**PROBLEM STATEMENT**
Write all entries out exactly, images excluded.

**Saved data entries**
-.-.-

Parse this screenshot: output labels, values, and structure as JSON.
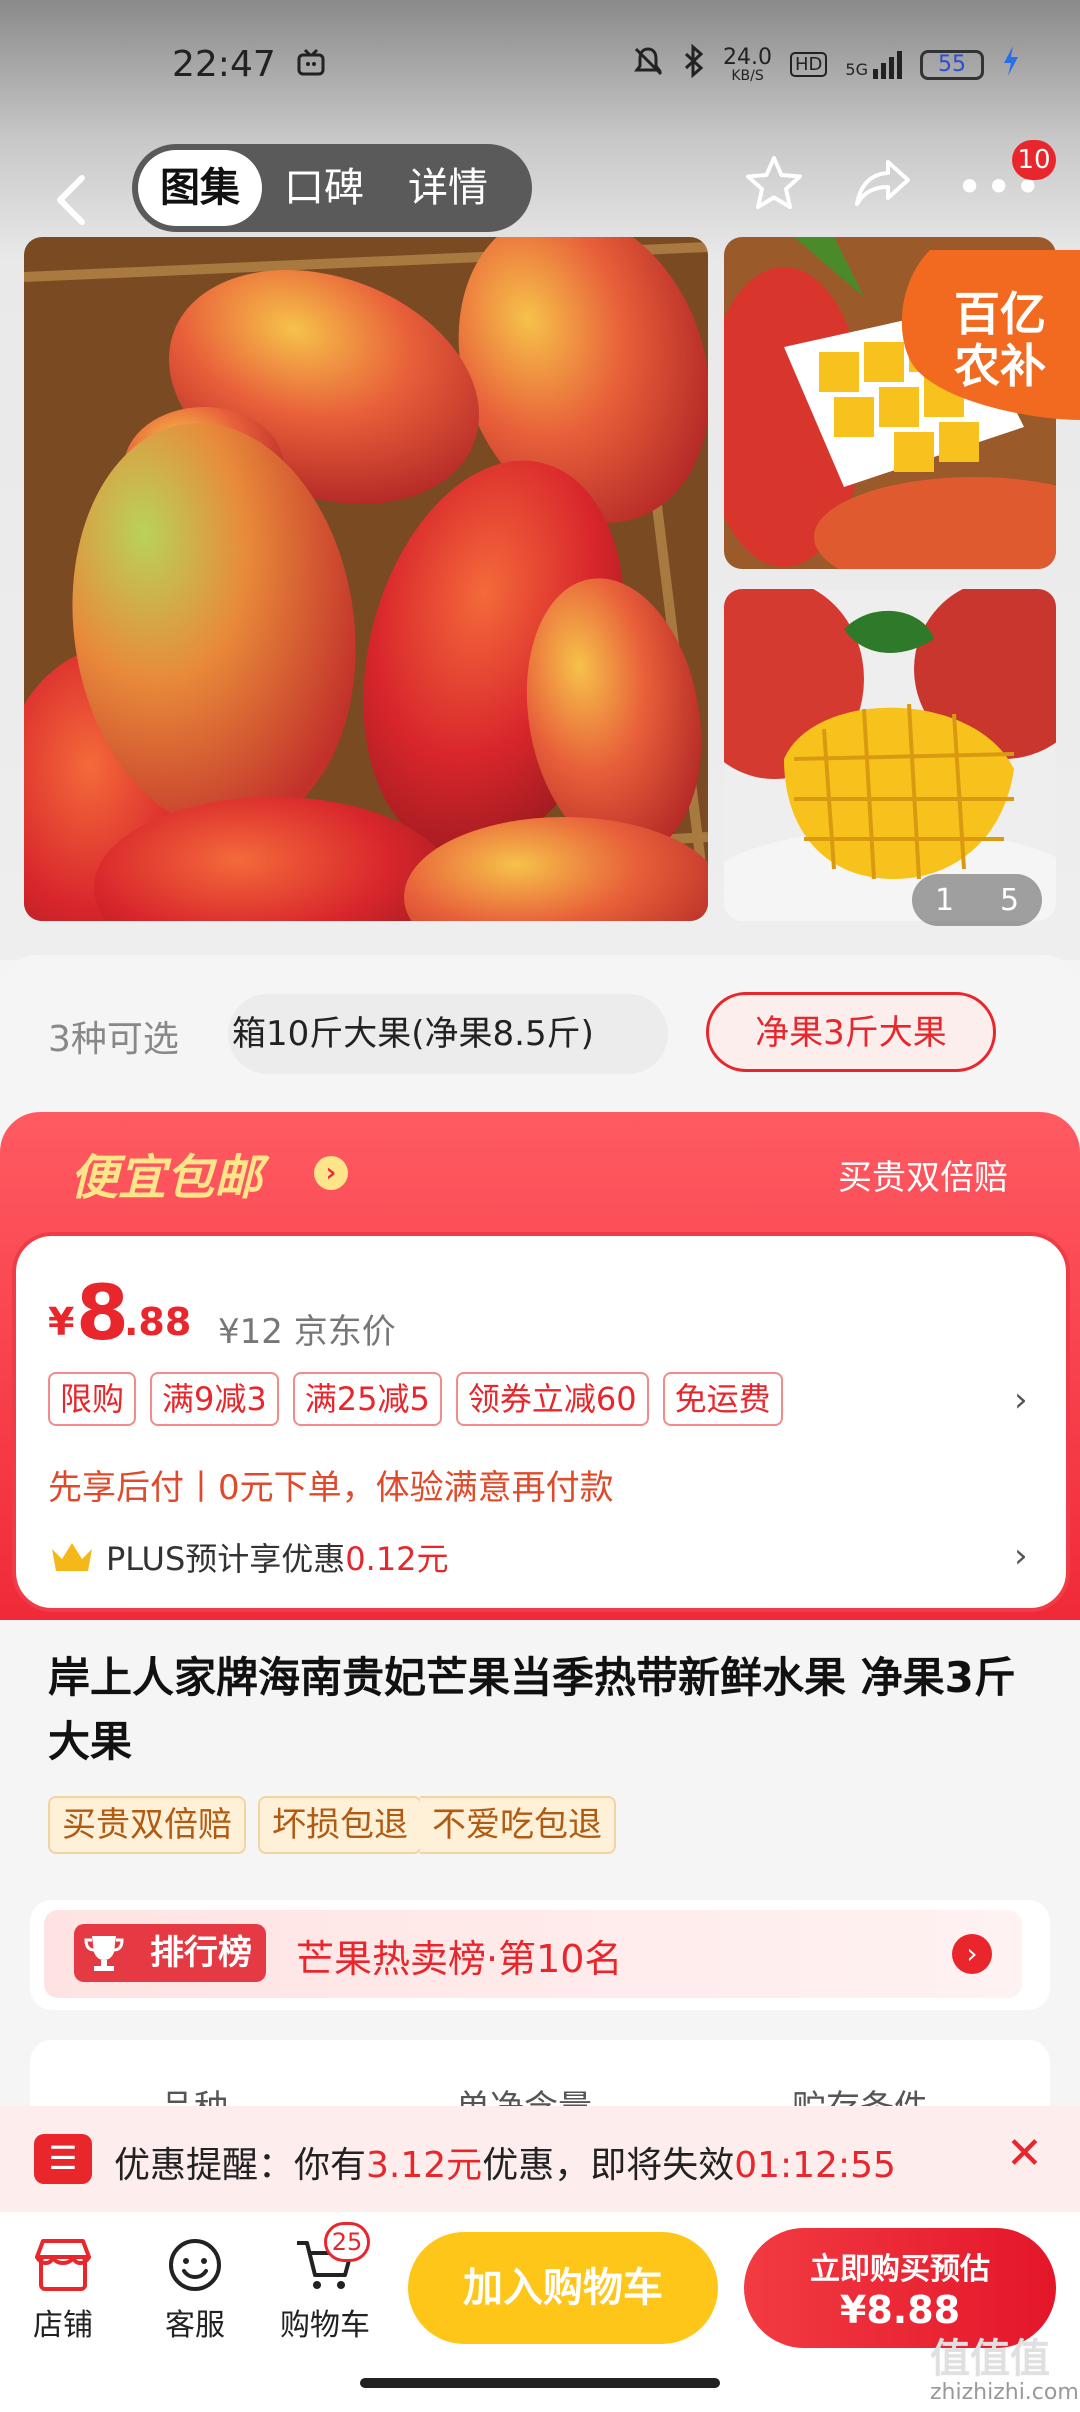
{
  "status_bar": {
    "time": "22:47",
    "net_speed_top": "24.0",
    "net_speed_unit": "KB/S",
    "hd": "HD",
    "net": "5G",
    "battery": "55"
  },
  "nav": {
    "tabs": [
      "图集",
      "口碑",
      "详情"
    ],
    "badge": "10"
  },
  "gallery": {
    "corner_badge": [
      "百亿",
      "农补"
    ],
    "counter_current": "1",
    "counter_total": "5"
  },
  "variants": {
    "count_label": "3种可选",
    "option1": "箱10斤大果(净果8.5斤)",
    "option2": "净果3斤大果"
  },
  "promo": {
    "title": "便宜包邮",
    "right": "买贵双倍赔"
  },
  "price": {
    "symbol": "¥",
    "integer": "8",
    "decimal": ".88",
    "original": "¥12 京东价",
    "tags": [
      "限购",
      "满9减3",
      "满25减5",
      "领券立减60",
      "免运费"
    ],
    "bnpl": "先享后付丨0元下单，体验满意再付款",
    "plus_label": "PLUS预计享优惠",
    "plus_value": "0.12元"
  },
  "product": {
    "title": "岸上人家牌海南贵妃芒果当季热带新鲜水果 净果3斤大果",
    "service_tags": [
      "买贵双倍赔",
      "坏损包退",
      "不爱吃包退"
    ]
  },
  "rank": {
    "tag": "排行榜",
    "text": "芒果热卖榜·第10名"
  },
  "specs": [
    "品种",
    "单净含量",
    "贮存条件"
  ],
  "notice": {
    "prefix": "优惠提醒：你有",
    "amount": "3.12元",
    "middle": "优惠，即将失效",
    "countdown": "01:12:55"
  },
  "bottom": {
    "store": "店铺",
    "service": "客服",
    "cart": "购物车",
    "cart_count": "25",
    "add_cart": "加入购物车",
    "buy_line1": "立即购买预估",
    "buy_line2": "¥8.88"
  },
  "watermark": {
    "main": "值值值",
    "sub": "zhizhizhi.com"
  },
  "colors": {
    "brand_red": "#e8262b",
    "yellow": "#ffc61a"
  }
}
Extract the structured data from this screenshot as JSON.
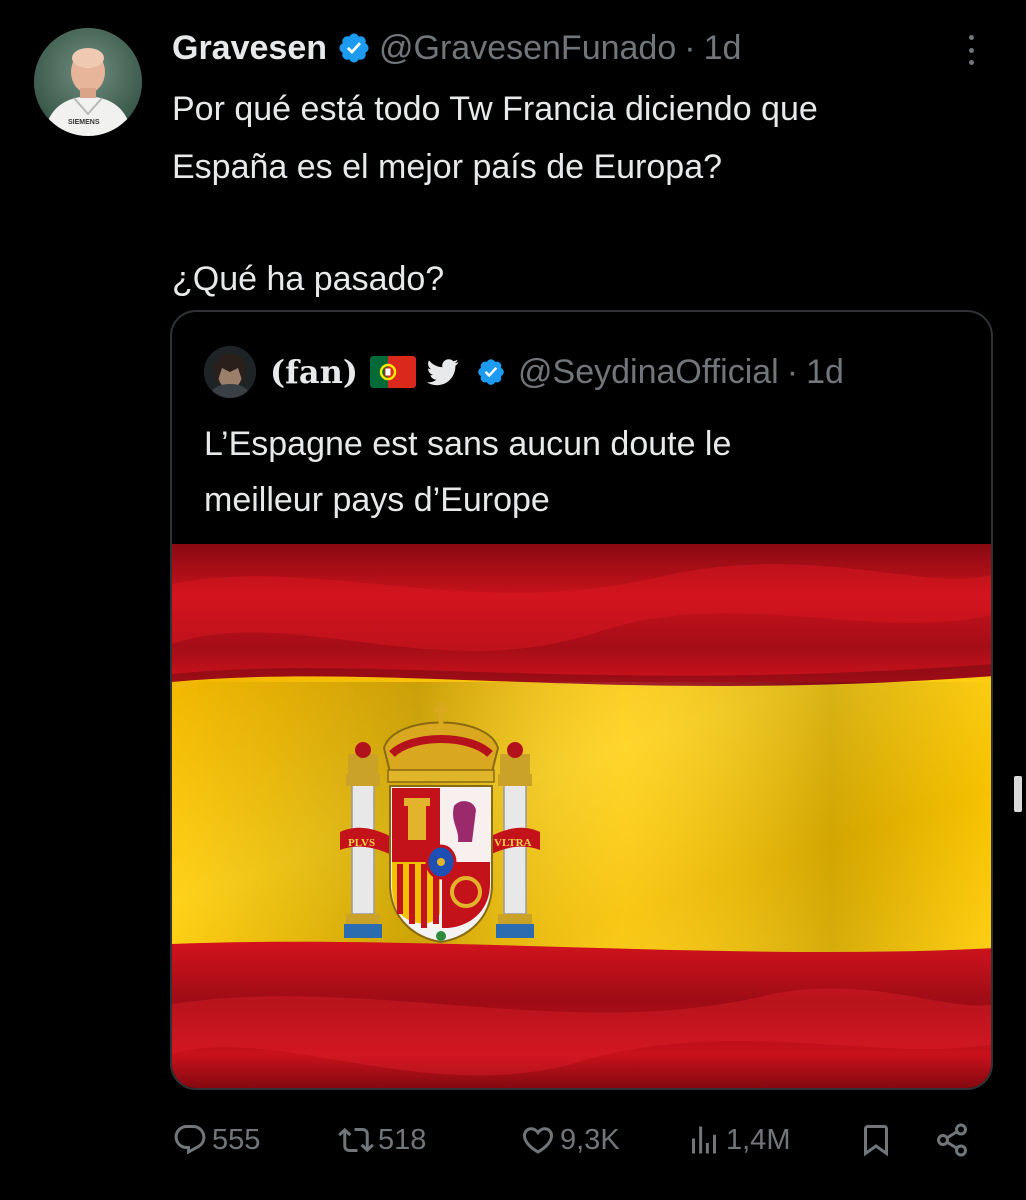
{
  "tweet": {
    "author": {
      "display_name": "Gravesen",
      "handle": "@GravesenFunado",
      "separator": "·",
      "time": "1d",
      "verified": true,
      "avatar_text": "SIEMENS"
    },
    "body": {
      "line1": "Por qué está todo Tw Francia diciendo que",
      "line2": "España es el mejor país de Europa?",
      "line3": "¿Qué ha pasado?"
    },
    "quoted": {
      "display_name": "(fan)",
      "emojis": [
        "portugal-flag-emoji",
        "twitter-bird-emoji"
      ],
      "verified": true,
      "handle": "@SeydinaOfficial",
      "separator": "·",
      "time": "1d",
      "text_line1": "L’Espagne est sans aucun doute le",
      "text_line2": "meilleur pays d’Europe",
      "media": {
        "subject": "spain-flag",
        "motto_left": "PLVS",
        "motto_right": "VLTRA",
        "colors": {
          "red": "#c60b1e",
          "yellow": "#ffc400"
        }
      }
    },
    "actions": {
      "replies": "555",
      "retweets": "518",
      "likes": "9,3K",
      "views": "1,4M"
    }
  },
  "colors": {
    "background": "#000000",
    "text": "#e7e9ea",
    "muted": "#71767b",
    "border": "#2f3336",
    "verified_blue": "#1d9bf0"
  }
}
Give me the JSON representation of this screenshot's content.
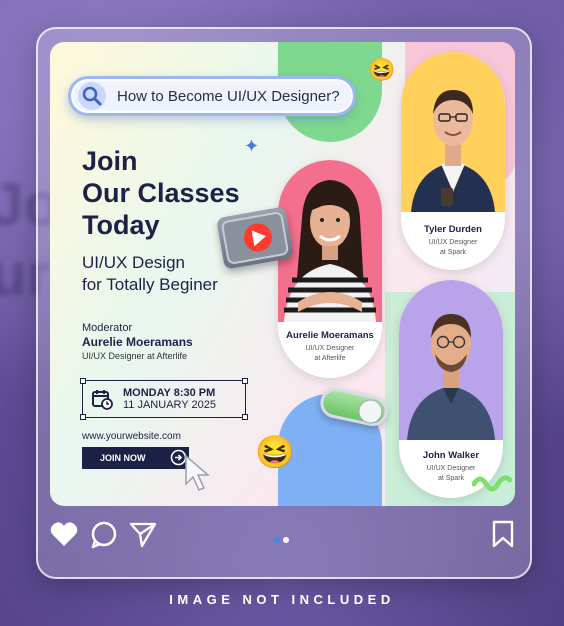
{
  "search": {
    "text": "How to Become UI/UX Designer?"
  },
  "headline": {
    "line1": "Join",
    "line2": "Our Classes",
    "line3": "Today"
  },
  "subhead": {
    "line1": "UI/UX Design",
    "line2": "for Totally Beginer"
  },
  "moderator": {
    "role": "Moderator",
    "name": "Aurelie Moeramans",
    "title": "UI/UX Designer at Afterlife"
  },
  "event": {
    "day": "MONDAY 8:30 PM",
    "date": "11 JANUARY 2025"
  },
  "website": "www.yourwebsite.com",
  "cta": {
    "label": "JOIN NOW"
  },
  "speakers": [
    {
      "name": "Tyler Durden",
      "role_line1": "UI/UX Designer",
      "role_line2": "at Spark"
    },
    {
      "name": "Aurelie Moeramans",
      "role_line1": "UI/UX Designer",
      "role_line2": "at Afterlife"
    },
    {
      "name": "John Walker",
      "role_line1": "UI/UX Designer",
      "role_line2": "at Spark"
    }
  ],
  "carousel": {
    "active_index": 0,
    "count": 2
  },
  "footer_note": "IMAGE NOT INCLUDED",
  "colors": {
    "navy": "#1e2147",
    "active_dot": "#3b8ee8",
    "inactive_dot": "#ffffff"
  }
}
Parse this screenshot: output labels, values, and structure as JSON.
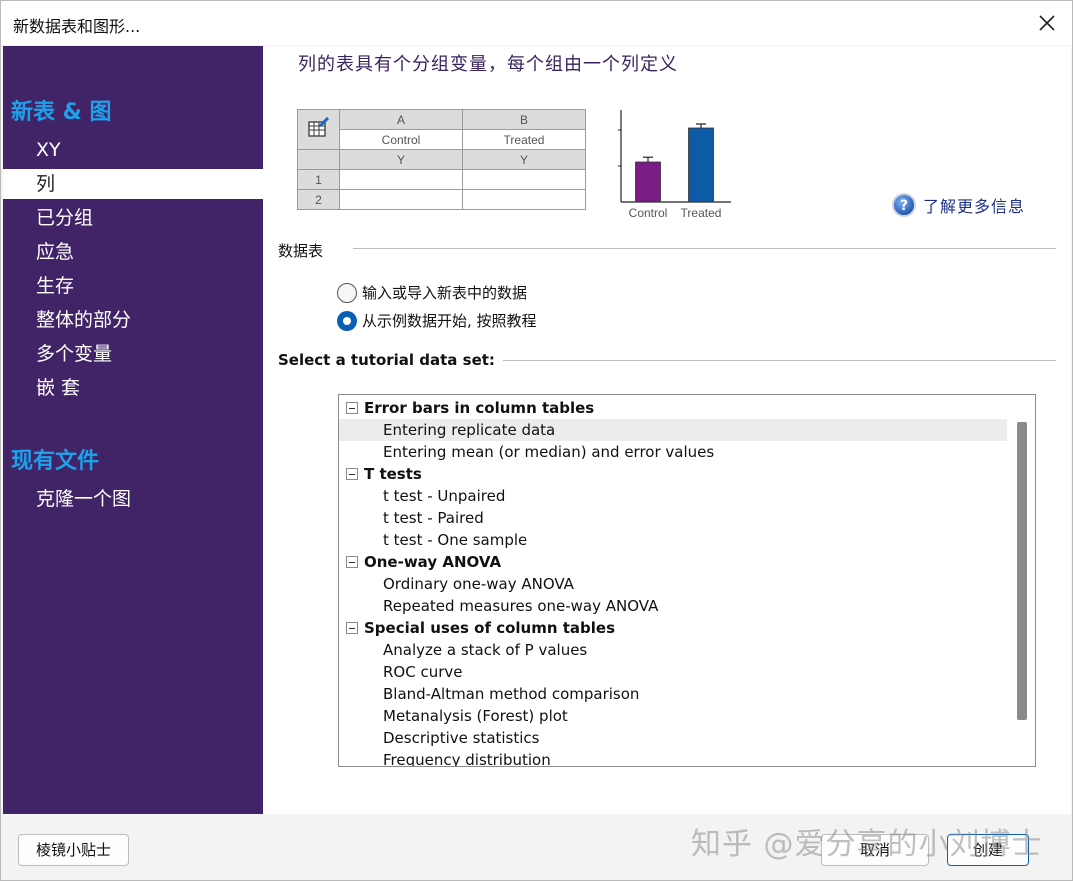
{
  "window": {
    "title": "新数据表和图形..."
  },
  "sidebar": {
    "section_new": "新表 & 图",
    "items": [
      {
        "label": "XY"
      },
      {
        "label": "列"
      },
      {
        "label": "已分组"
      },
      {
        "label": "应急"
      },
      {
        "label": "生存"
      },
      {
        "label": "整体的部分"
      },
      {
        "label": "多个变量"
      },
      {
        "label": "嵌 套"
      }
    ],
    "selected": "列",
    "section_existing": "现有文件",
    "existing_items": [
      {
        "label": "克隆一个图"
      }
    ]
  },
  "main": {
    "heading": "列的表具有个分组变量，每个组由一个列定义",
    "preview_table": {
      "col_letters": [
        "A",
        "B"
      ],
      "col_titles": [
        "Control",
        "Treated"
      ],
      "col_sub": [
        "Y",
        "Y"
      ],
      "rows": [
        "1",
        "2"
      ]
    },
    "learn_more": "了解更多信息",
    "data_table_label": "数据表",
    "radio_options": [
      {
        "label": "输入或导入新表中的数据",
        "checked": false
      },
      {
        "label": "从示例数据开始, 按照教程",
        "checked": true
      }
    ],
    "tutorial_label": "Select a tutorial data set:",
    "tutorial_groups": [
      {
        "title": "Error bars in column tables",
        "items": [
          "Entering replicate data",
          "Entering mean (or median) and error values"
        ]
      },
      {
        "title": "T tests",
        "items": [
          "t test - Unpaired",
          "t test - Paired",
          "t test - One sample"
        ]
      },
      {
        "title": "One-way ANOVA",
        "items": [
          "Ordinary one-way ANOVA",
          "Repeated measures one-way ANOVA"
        ]
      },
      {
        "title": "Special uses of column tables",
        "items": [
          "Analyze a stack of P values",
          "ROC curve",
          "Bland-Altman method comparison",
          "Metanalysis (Forest) plot",
          "Descriptive statistics",
          "Frequency distribution"
        ]
      }
    ],
    "highlighted_item": "Entering replicate data"
  },
  "chart_data": {
    "type": "bar",
    "categories": [
      "Control",
      "Treated"
    ],
    "values": [
      1.0,
      1.85
    ],
    "errors": [
      0.12,
      0.1
    ],
    "colors": [
      "#7a1c86",
      "#0d5aa7"
    ],
    "ylim": [
      0,
      2.3
    ]
  },
  "footer": {
    "tips_button": "棱镜小贴士",
    "cancel_button": "取消",
    "create_button": "创建"
  },
  "watermark": "知乎 @爱分享的小刘博士"
}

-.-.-

**SOLUTION TO THE PROBLEM**
Parse this screenshot: output labels, values, and structure as JSON.
{
  "status_bar": {
    "time": "22:47",
    "net_speed_top": "24.0",
    "net_speed_unit": "KB/S",
    "hd": "HD",
    "net": "5G",
    "battery": "55"
  },
  "nav": {
    "tabs": [
      "图集",
      "口碑",
      "详情"
    ],
    "badge": "10"
  },
  "gallery": {
    "corner_badge": [
      "百亿",
      "农补"
    ],
    "counter_current": "1",
    "counter_total": "5"
  },
  "variants": {
    "count_label": "3种可选",
    "option1": "箱10斤大果(净果8.5斤)",
    "option2": "净果3斤大果"
  },
  "promo": {
    "title": "便宜包邮",
    "right": "买贵双倍赔"
  },
  "price": {
    "symbol": "¥",
    "integer": "8",
    "decimal": ".88",
    "original": "¥12 京东价",
    "tags": [
      "限购",
      "满9减3",
      "满25减5",
      "领券立减60",
      "免运费"
    ],
    "bnpl": "先享后付丨0元下单，体验满意再付款",
    "plus_label": "PLUS预计享优惠",
    "plus_value": "0.12元"
  },
  "product": {
    "title": "岸上人家牌海南贵妃芒果当季热带新鲜水果 净果3斤大果",
    "service_tags": [
      "买贵双倍赔",
      "坏损包退",
      "不爱吃包退"
    ]
  },
  "rank": {
    "tag": "排行榜",
    "text": "芒果热卖榜·第10名"
  },
  "specs": [
    "品种",
    "单净含量",
    "贮存条件"
  ],
  "notice": {
    "prefix": "优惠提醒：你有",
    "amount": "3.12元",
    "middle": "优惠，即将失效",
    "countdown": "01:12:55"
  },
  "bottom": {
    "store": "店铺",
    "service": "客服",
    "cart": "购物车",
    "cart_count": "25",
    "add_cart": "加入购物车",
    "buy_line1": "立即购买预估",
    "buy_line2": "¥8.88"
  },
  "watermark": {
    "main": "值值值",
    "sub": "zhizhizhi.com"
  },
  "colors": {
    "brand_red": "#e8262b",
    "yellow": "#ffc61a"
  }
}
Extract the structured data from this screenshot as JSON.
{
  "tweet": {
    "author": {
      "display_name": "Gravesen",
      "handle": "@GravesenFunado",
      "separator": "·",
      "time": "1d",
      "verified": true,
      "avatar_text": "SIEMENS"
    },
    "body": {
      "line1": "Por qué está todo Tw Francia diciendo que",
      "line2": "España es el mejor país de Europa?",
      "line3": "¿Qué ha pasado?"
    },
    "quoted": {
      "display_name": "(fan)",
      "emojis": [
        "portugal-flag-emoji",
        "twitter-bird-emoji"
      ],
      "verified": true,
      "handle": "@SeydinaOfficial",
      "separator": "·",
      "time": "1d",
      "text_line1": "L’Espagne est sans aucun doute le",
      "text_line2": "meilleur pays d’Europe",
      "media": {
        "subject": "spain-flag",
        "motto_left": "PLVS",
        "motto_right": "VLTRA",
        "colors": {
          "red": "#c60b1e",
          "yellow": "#ffc400"
        }
      }
    },
    "actions": {
      "replies": "555",
      "retweets": "518",
      "likes": "9,3K",
      "views": "1,4M"
    }
  },
  "colors": {
    "background": "#000000",
    "text": "#e7e9ea",
    "muted": "#71767b",
    "border": "#2f3336",
    "verified_blue": "#1d9bf0"
  }
}
Give me the JSON representation of this screenshot's content.
{
  "search": {
    "text": "How to Become UI/UX Designer?"
  },
  "headline": {
    "line1": "Join",
    "line2": "Our Classes",
    "line3": "Today"
  },
  "subhead": {
    "line1": "UI/UX Design",
    "line2": "for Totally Beginer"
  },
  "moderator": {
    "role": "Moderator",
    "name": "Aurelie Moeramans",
    "title": "UI/UX Designer at Afterlife"
  },
  "event": {
    "day": "MONDAY 8:30 PM",
    "date": "11 JANUARY 2025"
  },
  "website": "www.yourwebsite.com",
  "cta": {
    "label": "JOIN NOW"
  },
  "speakers": [
    {
      "name": "Tyler Durden",
      "role_line1": "UI/UX Designer",
      "role_line2": "at Spark"
    },
    {
      "name": "Aurelie Moeramans",
      "role_line1": "UI/UX Designer",
      "role_line2": "at Afterlife"
    },
    {
      "name": "John Walker",
      "role_line1": "UI/UX Designer",
      "role_line2": "at Spark"
    }
  ],
  "carousel": {
    "active_index": 0,
    "count": 2
  },
  "footer_note": "IMAGE NOT INCLUDED",
  "colors": {
    "navy": "#1e2147",
    "active_dot": "#3b8ee8",
    "inactive_dot": "#ffffff"
  }
}
Parse this screenshot: output labels, values, and structure as JSON.
{
  "window": {
    "title": "新数据表和图形..."
  },
  "sidebar": {
    "section_new": "新表 & 图",
    "items": [
      {
        "label": "XY"
      },
      {
        "label": "列"
      },
      {
        "label": "已分组"
      },
      {
        "label": "应急"
      },
      {
        "label": "生存"
      },
      {
        "label": "整体的部分"
      },
      {
        "label": "多个变量"
      },
      {
        "label": "嵌 套"
      }
    ],
    "selected": "列",
    "section_existing": "现有文件",
    "existing_items": [
      {
        "label": "克隆一个图"
      }
    ]
  },
  "main": {
    "heading": "列的表具有个分组变量，每个组由一个列定义",
    "preview_table": {
      "col_letters": [
        "A",
        "B"
      ],
      "col_titles": [
        "Control",
        "Treated"
      ],
      "col_sub": [
        "Y",
        "Y"
      ],
      "rows": [
        "1",
        "2"
      ]
    },
    "learn_more": "了解更多信息",
    "data_table_label": "数据表",
    "radio_options": [
      {
        "label": "输入或导入新表中的数据",
        "checked": false
      },
      {
        "label": "从示例数据开始, 按照教程",
        "checked": true
      }
    ],
    "tutorial_label": "Select a tutorial data set:",
    "tutorial_groups": [
      {
        "title": "Error bars in column tables",
        "items": [
          "Entering replicate data",
          "Entering mean (or median) and error values"
        ]
      },
      {
        "title": "T tests",
        "items": [
          "t test - Unpaired",
          "t test - Paired",
          "t test - One sample"
        ]
      },
      {
        "title": "One-way ANOVA",
        "items": [
          "Ordinary one-way ANOVA",
          "Repeated measures one-way ANOVA"
        ]
      },
      {
        "title": "Special uses of column tables",
        "items": [
          "Analyze a stack of P values",
          "ROC curve",
          "Bland-Altman method comparison",
          "Metanalysis (Forest) plot",
          "Descriptive statistics",
          "Frequency distribution"
        ]
      }
    ],
    "highlighted_item": "Entering replicate data"
  },
  "chart_data": {
    "type": "bar",
    "categories": [
      "Control",
      "Treated"
    ],
    "values": [
      1.0,
      1.85
    ],
    "errors": [
      0.12,
      0.1
    ],
    "colors": [
      "#7a1c86",
      "#0d5aa7"
    ],
    "ylim": [
      0,
      2.3
    ]
  },
  "footer": {
    "tips_button": "棱镜小贴士",
    "cancel_button": "取消",
    "create_button": "创建"
  },
  "watermark": "知乎 @爱分享的小刘博士"
}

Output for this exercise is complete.